## Data provided:
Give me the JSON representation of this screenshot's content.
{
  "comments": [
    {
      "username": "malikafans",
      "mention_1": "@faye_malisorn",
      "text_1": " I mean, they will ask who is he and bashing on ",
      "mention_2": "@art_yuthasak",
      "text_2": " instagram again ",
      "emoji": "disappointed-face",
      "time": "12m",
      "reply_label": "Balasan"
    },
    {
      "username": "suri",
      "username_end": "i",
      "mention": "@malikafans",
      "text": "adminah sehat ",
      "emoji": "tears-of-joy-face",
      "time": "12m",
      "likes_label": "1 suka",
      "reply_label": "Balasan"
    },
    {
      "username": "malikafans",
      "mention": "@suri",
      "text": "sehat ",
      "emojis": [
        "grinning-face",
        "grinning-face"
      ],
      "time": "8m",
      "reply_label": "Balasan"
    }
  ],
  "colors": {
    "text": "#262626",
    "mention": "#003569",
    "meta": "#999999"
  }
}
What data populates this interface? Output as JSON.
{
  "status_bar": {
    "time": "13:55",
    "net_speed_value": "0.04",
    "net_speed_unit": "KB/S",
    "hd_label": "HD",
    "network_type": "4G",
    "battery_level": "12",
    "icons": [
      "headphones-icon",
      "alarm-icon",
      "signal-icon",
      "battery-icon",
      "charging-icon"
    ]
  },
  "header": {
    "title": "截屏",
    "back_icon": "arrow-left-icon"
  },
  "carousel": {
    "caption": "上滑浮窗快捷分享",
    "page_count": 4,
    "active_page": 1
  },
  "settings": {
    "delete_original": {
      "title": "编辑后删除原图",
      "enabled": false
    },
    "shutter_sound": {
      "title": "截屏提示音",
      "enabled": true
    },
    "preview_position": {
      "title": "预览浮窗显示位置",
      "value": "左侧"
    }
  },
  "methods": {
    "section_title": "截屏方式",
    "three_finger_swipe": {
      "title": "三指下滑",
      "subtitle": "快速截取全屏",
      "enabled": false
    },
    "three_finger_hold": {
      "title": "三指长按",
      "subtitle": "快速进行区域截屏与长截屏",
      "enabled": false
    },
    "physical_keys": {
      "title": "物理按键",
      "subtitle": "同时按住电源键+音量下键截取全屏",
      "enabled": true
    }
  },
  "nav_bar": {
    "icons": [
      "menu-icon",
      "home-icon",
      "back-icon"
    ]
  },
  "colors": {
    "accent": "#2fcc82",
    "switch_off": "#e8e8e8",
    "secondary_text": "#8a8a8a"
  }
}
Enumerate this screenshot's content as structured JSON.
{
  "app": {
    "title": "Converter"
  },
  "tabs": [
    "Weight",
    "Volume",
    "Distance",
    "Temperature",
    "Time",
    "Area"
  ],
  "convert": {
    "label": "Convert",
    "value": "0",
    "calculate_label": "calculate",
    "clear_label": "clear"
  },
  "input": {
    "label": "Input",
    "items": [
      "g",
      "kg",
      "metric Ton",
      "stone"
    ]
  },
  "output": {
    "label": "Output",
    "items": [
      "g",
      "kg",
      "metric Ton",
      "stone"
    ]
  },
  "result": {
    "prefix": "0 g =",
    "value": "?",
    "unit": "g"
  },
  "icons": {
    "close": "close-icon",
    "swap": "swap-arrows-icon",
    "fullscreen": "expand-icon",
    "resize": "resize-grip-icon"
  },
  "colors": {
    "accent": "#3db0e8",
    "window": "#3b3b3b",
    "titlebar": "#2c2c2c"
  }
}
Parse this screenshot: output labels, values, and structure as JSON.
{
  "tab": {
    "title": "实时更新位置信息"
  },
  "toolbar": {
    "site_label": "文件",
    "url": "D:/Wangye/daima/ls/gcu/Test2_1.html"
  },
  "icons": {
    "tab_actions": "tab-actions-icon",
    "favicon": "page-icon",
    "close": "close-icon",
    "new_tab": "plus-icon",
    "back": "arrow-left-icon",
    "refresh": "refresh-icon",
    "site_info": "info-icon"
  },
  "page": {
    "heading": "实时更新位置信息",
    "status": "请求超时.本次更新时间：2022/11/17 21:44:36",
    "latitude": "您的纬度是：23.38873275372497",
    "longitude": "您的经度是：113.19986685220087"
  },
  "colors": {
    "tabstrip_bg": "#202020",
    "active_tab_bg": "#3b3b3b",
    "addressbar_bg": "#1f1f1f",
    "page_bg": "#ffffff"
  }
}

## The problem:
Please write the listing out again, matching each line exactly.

## Answer to the problem:
Give me the JSON representation of this screenshot's content.
{
  "comments": [
    {
      "username": "malikafans",
      "mention_1": "@faye_malisorn",
      "text_1": " I mean, they will ask who is he and bashing on ",
      "mention_2": "@art_yuthasak",
      "text_2": " instagram again ",
      "emoji": "disappointed-face",
      "time": "12m",
      "reply_label": "Balasan"
    },
    {
      "username": "suri",
      "username_end": "i",
      "mention": "@malikafans",
      "text": "adminah sehat ",
      "emoji": "tears-of-joy-face",
      "time": "12m",
      "likes_label": "1 suka",
      "reply_label": "Balasan"
    },
    {
      "username": "malikafans",
      "mention": "@suri",
      "text": "sehat ",
      "emojis": [
        "grinning-face",
        "grinning-face"
      ],
      "time": "8m",
      "reply_label": "Balasan"
    }
  ],
  "colors": {
    "text": "#262626",
    "mention": "#003569",
    "meta": "#999999"
  }
}
What data populates this interface? Output as JSON.
{
  "status_bar": {
    "time": "13:55",
    "net_speed_value": "0.04",
    "net_speed_unit": "KB/S",
    "hd_label": "HD",
    "network_type": "4G",
    "battery_level": "12",
    "icons": [
      "headphones-icon",
      "alarm-icon",
      "signal-icon",
      "battery-icon",
      "charging-icon"
    ]
  },
  "header": {
    "title": "截屏",
    "back_icon": "arrow-left-icon"
  },
  "carousel": {
    "caption": "上滑浮窗快捷分享",
    "page_count": 4,
    "active_page": 1
  },
  "settings": {
    "delete_original": {
      "title": "编辑后删除原图",
      "enabled": false
    },
    "shutter_sound": {
      "title": "截屏提示音",
      "enabled": true
    },
    "preview_position": {
      "title": "预览浮窗显示位置",
      "value": "左侧"
    }
  },
  "methods": {
    "section_title": "截屏方式",
    "three_finger_swipe": {
      "title": "三指下滑",
      "subtitle": "快速截取全屏",
      "enabled": false
    },
    "three_finger_hold": {
      "title": "三指长按",
      "subtitle": "快速进行区域截屏与长截屏",
      "enabled": false
    },
    "physical_keys": {
      "title": "物理按键",
      "subtitle": "同时按住电源键+音量下键截取全屏",
      "enabled": true
    }
  },
  "nav_bar": {
    "icons": [
      "menu-icon",
      "home-icon",
      "back-icon"
    ]
  },
  "colors": {
    "accent": "#2fcc82",
    "switch_off": "#e8e8e8",
    "secondary_text": "#8a8a8a"
  }
}
Enumerate this screenshot's content as structured JSON.
{
  "app": {
    "title": "Converter"
  },
  "tabs": [
    "Weight",
    "Volume",
    "Distance",
    "Temperature",
    "Time",
    "Area"
  ],
  "convert": {
    "label": "Convert",
    "value": "0",
    "calculate_label": "calculate",
    "clear_label": "clear"
  },
  "input": {
    "label": "Input",
    "items": [
      "g",
      "kg",
      "metric Ton",
      "stone"
    ]
  },
  "output": {
    "label": "Output",
    "items": [
      "g",
      "kg",
      "metric Ton",
      "stone"
    ]
  },
  "result": {
    "prefix": "0 g =",
    "value": "?",
    "unit": "g"
  },
  "icons": {
    "close": "close-icon",
    "swap": "swap-arrows-icon",
    "fullscreen": "expand-icon",
    "resize": "resize-grip-icon"
  },
  "colors": {
    "accent": "#3db0e8",
    "window": "#3b3b3b",
    "titlebar": "#2c2c2c"
  }
}
Parse this screenshot: output labels, values, and structure as JSON.
{
  "tab": {
    "title": "实时更新位置信息"
  },
  "toolbar": {
    "site_label": "文件",
    "url": "D:/Wangye/daima/ls/gcu/Test2_1.html"
  },
  "icons": {
    "tab_actions": "tab-actions-icon",
    "favicon": "page-icon",
    "close": "close-icon",
    "new_tab": "plus-icon",
    "back": "arrow-left-icon",
    "refresh": "refresh-icon",
    "site_info": "info-icon"
  },
  "page": {
    "heading": "实时更新位置信息",
    "status": "请求超时.本次更新时间：2022/11/17 21:44:36",
    "latitude": "您的纬度是：23.38873275372497",
    "longitude": "您的经度是：113.19986685220087"
  },
  "colors": {
    "tabstrip_bg": "#202020",
    "active_tab_bg": "#3b3b3b",
    "addressbar_bg": "#1f1f1f",
    "page_bg": "#ffffff"
  }
}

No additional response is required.